(Records contained in a dataset)
· · · · · · ·

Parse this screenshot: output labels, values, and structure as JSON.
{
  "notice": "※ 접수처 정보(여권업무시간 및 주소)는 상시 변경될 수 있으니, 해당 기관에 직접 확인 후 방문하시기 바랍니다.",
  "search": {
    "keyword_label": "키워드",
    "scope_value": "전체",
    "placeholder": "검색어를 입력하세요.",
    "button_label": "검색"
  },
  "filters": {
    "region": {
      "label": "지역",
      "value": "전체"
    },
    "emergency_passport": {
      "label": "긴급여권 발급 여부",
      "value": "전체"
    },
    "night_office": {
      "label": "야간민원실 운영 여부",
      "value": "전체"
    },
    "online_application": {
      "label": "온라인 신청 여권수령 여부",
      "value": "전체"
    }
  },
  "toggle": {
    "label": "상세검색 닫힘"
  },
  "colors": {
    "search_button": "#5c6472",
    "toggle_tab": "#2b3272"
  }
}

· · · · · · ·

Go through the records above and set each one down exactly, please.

Parse this screenshot: output labels, values, and structure as JSON.
{
  "notice": "※ 접수처 정보(여권업무시간 및 주소)는 상시 변경될 수 있으니, 해당 기관에 직접 확인 후 방문하시기 바랍니다.",
  "search": {
    "keyword_label": "키워드",
    "scope_value": "전체",
    "placeholder": "검색어를 입력하세요.",
    "button_label": "검색"
  },
  "filters": {
    "region": {
      "label": "지역",
      "value": "전체"
    },
    "emergency_passport": {
      "label": "긴급여권 발급 여부",
      "value": "전체"
    },
    "night_office": {
      "label": "야간민원실 운영 여부",
      "value": "전체"
    },
    "online_application": {
      "label": "온라인 신청 여권수령 여부",
      "value": "전체"
    }
  },
  "toggle": {
    "label": "상세검색 닫힘"
  },
  "colors": {
    "search_button": "#5c6472",
    "toggle_tab": "#2b3272"
  }
}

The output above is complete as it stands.